    A lot of people seem to be confused about what "evolution" is. Evolution is the theory that, in a population with variation in its traits, any of those traits that are advantageous will tend to be reinforced over time. It doesn't say anything about genetics or mutation, and it certainly doesn't say that monkeys can give birth to humans. It doesn't care what the traits are, as long as they can be passed from generation to generation. If tall people can reach and gather more fruit, then tallness will be reinforced. If short people figure out they can climb the tree and gather even more fruit, then climbing will be reinforced. If some group [] decides that celibacy is good behavior, they're not likely to pass that trait on to their progeny.

    Evolution was scary at first because it introduced a process that could lead to specialization, and speciation, without every organism having to have been created from whole cloth. Now, even the creationists and ID people believe that tall parents will have tall children, and the scary part of evolution is the lie that your great grandmother was a rhesus monkey.

    Saying that the preservation of "good traits" canoes is evolution of canoes is silly because it's not the canoes that are evolving. Canoes pass no traits on to their progeny because they don't have progeny. The preservation of canoe traits is evidence of evolution in the creator of the canoe. "Evolution" in this sense is a metaphor.
  • Except (Score:3, Informative)
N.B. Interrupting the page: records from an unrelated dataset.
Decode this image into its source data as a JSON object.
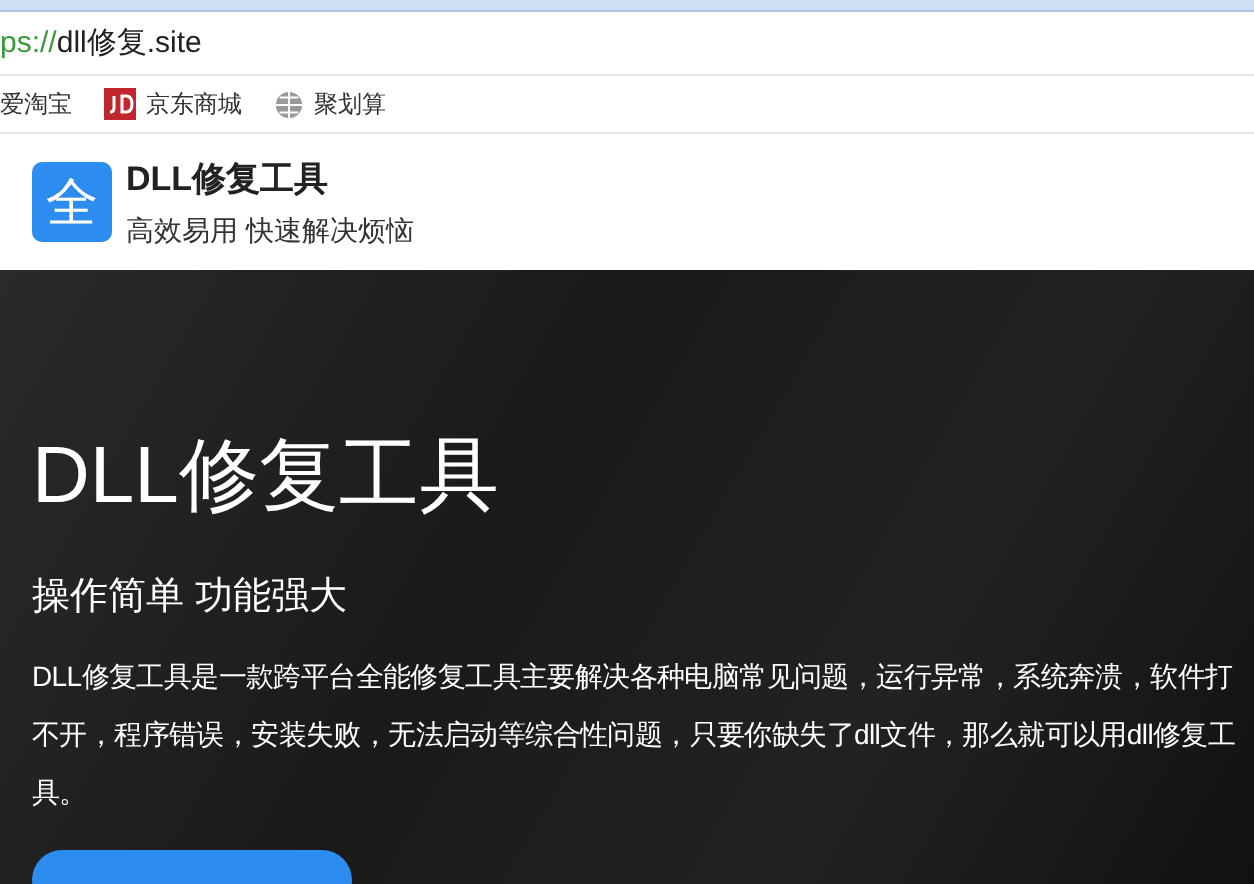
{
  "address_bar": {
    "scheme": "ps://",
    "host": "dll修复.site"
  },
  "bookmarks": [
    {
      "label": "爱淘宝",
      "kind": "plain"
    },
    {
      "label": "京东商城",
      "kind": "jd"
    },
    {
      "label": "聚划算",
      "kind": "globe"
    }
  ],
  "site_header": {
    "logo": "全",
    "title": "DLL修复工具",
    "tagline": "高效易用 快速解决烦恼"
  },
  "hero": {
    "title": "DLL修复工具",
    "subtitle": "操作简单 功能强大",
    "description": "DLL修复工具是一款跨平台全能修复工具主要解决各种电脑常见问题，运行异常，系统奔溃，软件打不开，程序错误，安装失败，无法启动等综合性问题，只要你缺失了dll文件，那么就可以用dll修复工具。"
  }
}
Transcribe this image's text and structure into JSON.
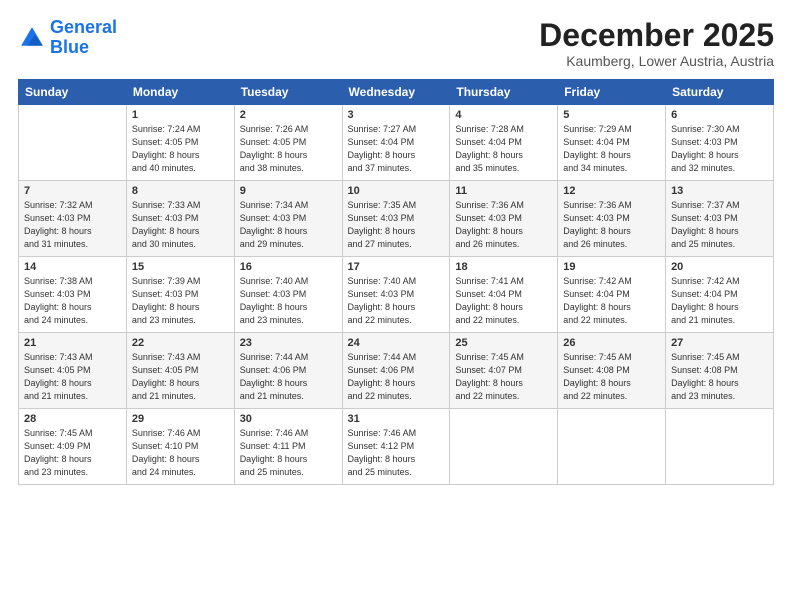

    by DynaSoar ( 714234 ) on Sunday February 17, 2008 @01:16PM (#22454172) Journal
    > "Scientists at Stanford University have shown for the first time...

    But only if you ignore the fields of evolutionary anthropology, sociocultural evolution and human sociobiology.

"My sense of purpose is gone! I have no idea who I AM!" "Oh, my God... You've.. You've turned him into a DEMOCRAT!" -- Doonesbury